[Data about app and page elements]
┌────────

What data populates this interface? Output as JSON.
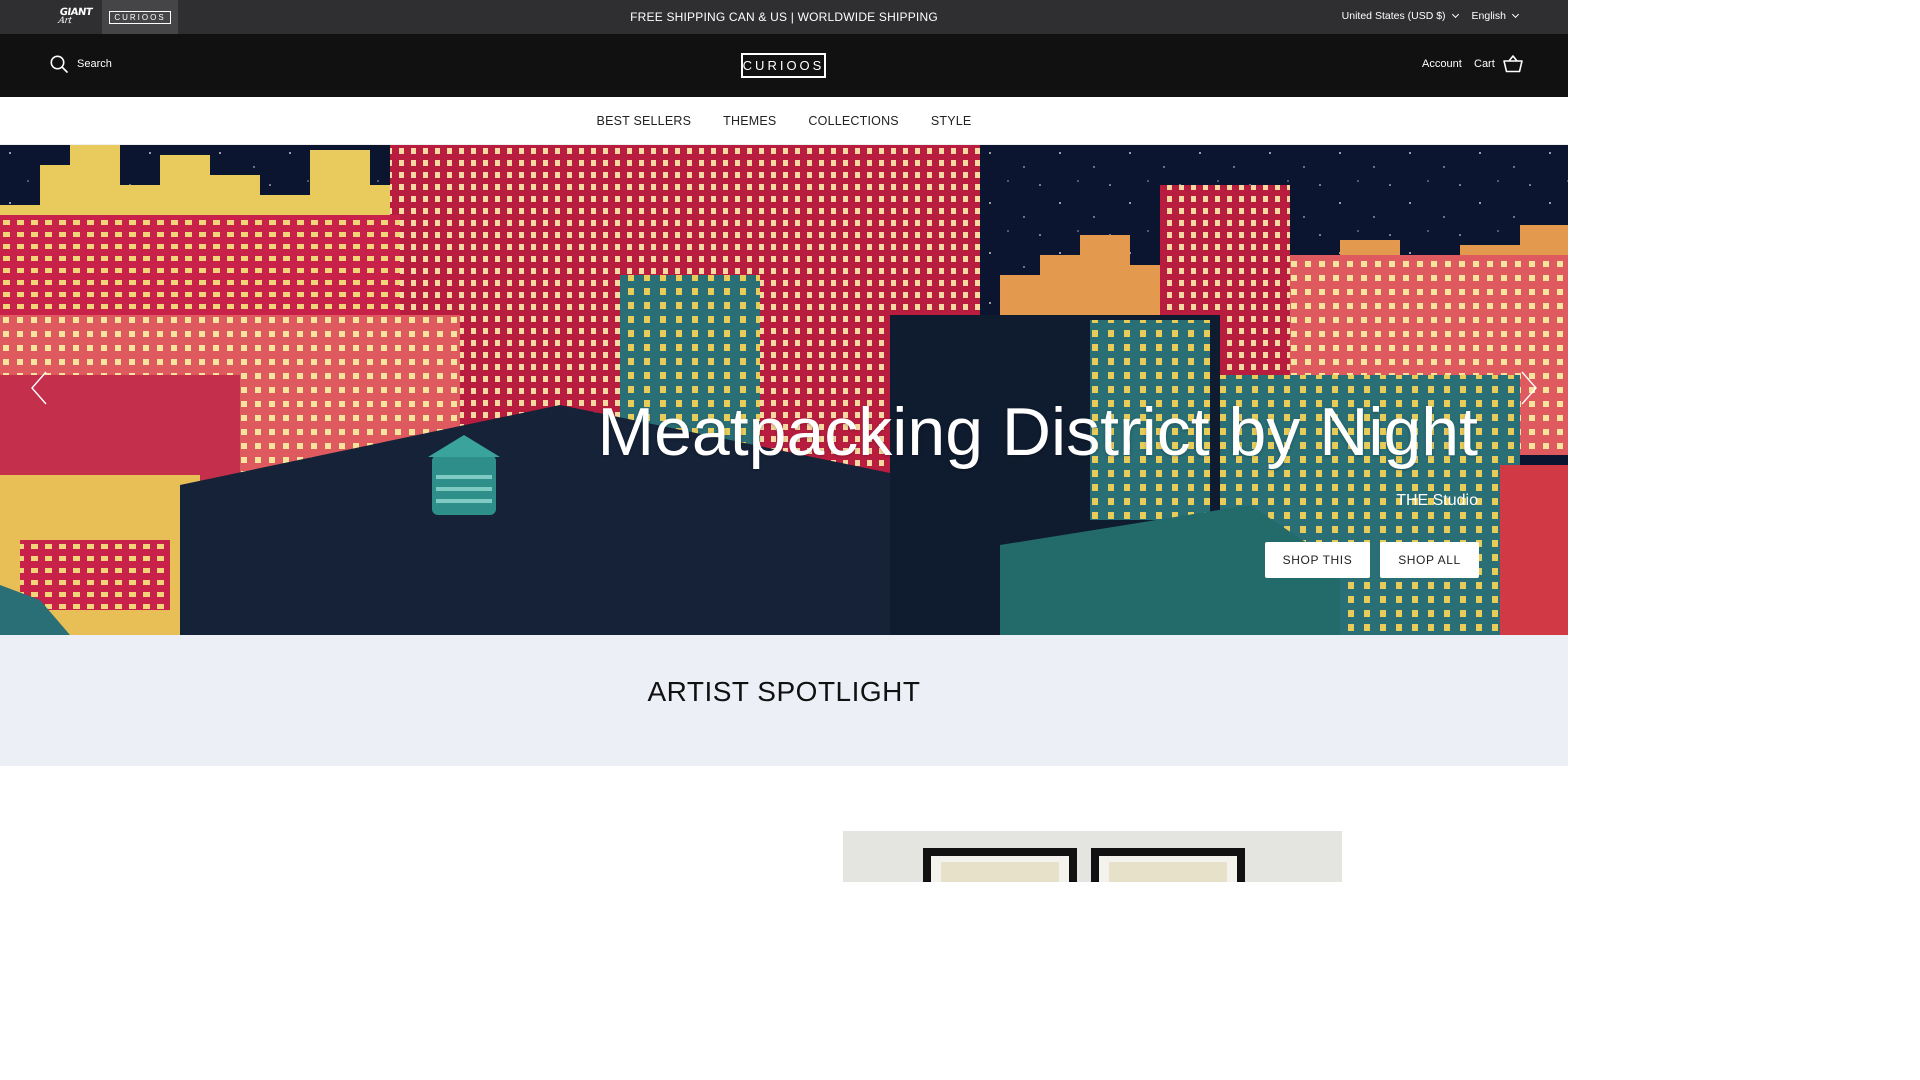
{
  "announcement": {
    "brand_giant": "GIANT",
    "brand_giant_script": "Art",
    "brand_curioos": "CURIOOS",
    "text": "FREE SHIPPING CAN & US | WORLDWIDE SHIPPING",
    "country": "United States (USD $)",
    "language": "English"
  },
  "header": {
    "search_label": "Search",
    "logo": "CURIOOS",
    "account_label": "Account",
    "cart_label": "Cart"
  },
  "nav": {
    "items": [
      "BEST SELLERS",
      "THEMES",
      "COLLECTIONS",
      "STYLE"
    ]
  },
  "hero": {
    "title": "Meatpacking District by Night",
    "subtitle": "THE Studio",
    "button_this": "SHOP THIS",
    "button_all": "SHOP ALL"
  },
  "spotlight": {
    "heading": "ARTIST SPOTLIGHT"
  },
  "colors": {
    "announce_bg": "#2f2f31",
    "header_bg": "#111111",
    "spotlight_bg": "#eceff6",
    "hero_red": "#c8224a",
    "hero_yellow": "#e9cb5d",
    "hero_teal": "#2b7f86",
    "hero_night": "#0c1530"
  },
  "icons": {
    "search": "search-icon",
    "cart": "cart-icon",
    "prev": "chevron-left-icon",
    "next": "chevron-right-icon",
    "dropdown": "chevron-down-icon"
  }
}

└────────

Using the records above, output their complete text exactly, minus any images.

* Response area:
What data populates this interface? Output as JSON.
{
  "announcement": {
    "brand_giant": "GIANT",
    "brand_giant_script": "Art",
    "brand_curioos": "CURIOOS",
    "text": "FREE SHIPPING CAN & US | WORLDWIDE SHIPPING",
    "country": "United States (USD $)",
    "language": "English"
  },
  "header": {
    "search_label": "Search",
    "logo": "CURIOOS",
    "account_label": "Account",
    "cart_label": "Cart"
  },
  "nav": {
    "items": [
      "BEST SELLERS",
      "THEMES",
      "COLLECTIONS",
      "STYLE"
    ]
  },
  "hero": {
    "title": "Meatpacking District by Night",
    "subtitle": "THE Studio",
    "button_this": "SHOP THIS",
    "button_all": "SHOP ALL"
  },
  "spotlight": {
    "heading": "ARTIST SPOTLIGHT"
  },
  "colors": {
    "announce_bg": "#2f2f31",
    "header_bg": "#111111",
    "spotlight_bg": "#eceff6",
    "hero_red": "#c8224a",
    "hero_yellow": "#e9cb5d",
    "hero_teal": "#2b7f86",
    "hero_night": "#0c1530"
  },
  "icons": {
    "search": "search-icon",
    "cart": "cart-icon",
    "prev": "chevron-left-icon",
    "next": "chevron-right-icon",
    "dropdown": "chevron-down-icon"
  }
}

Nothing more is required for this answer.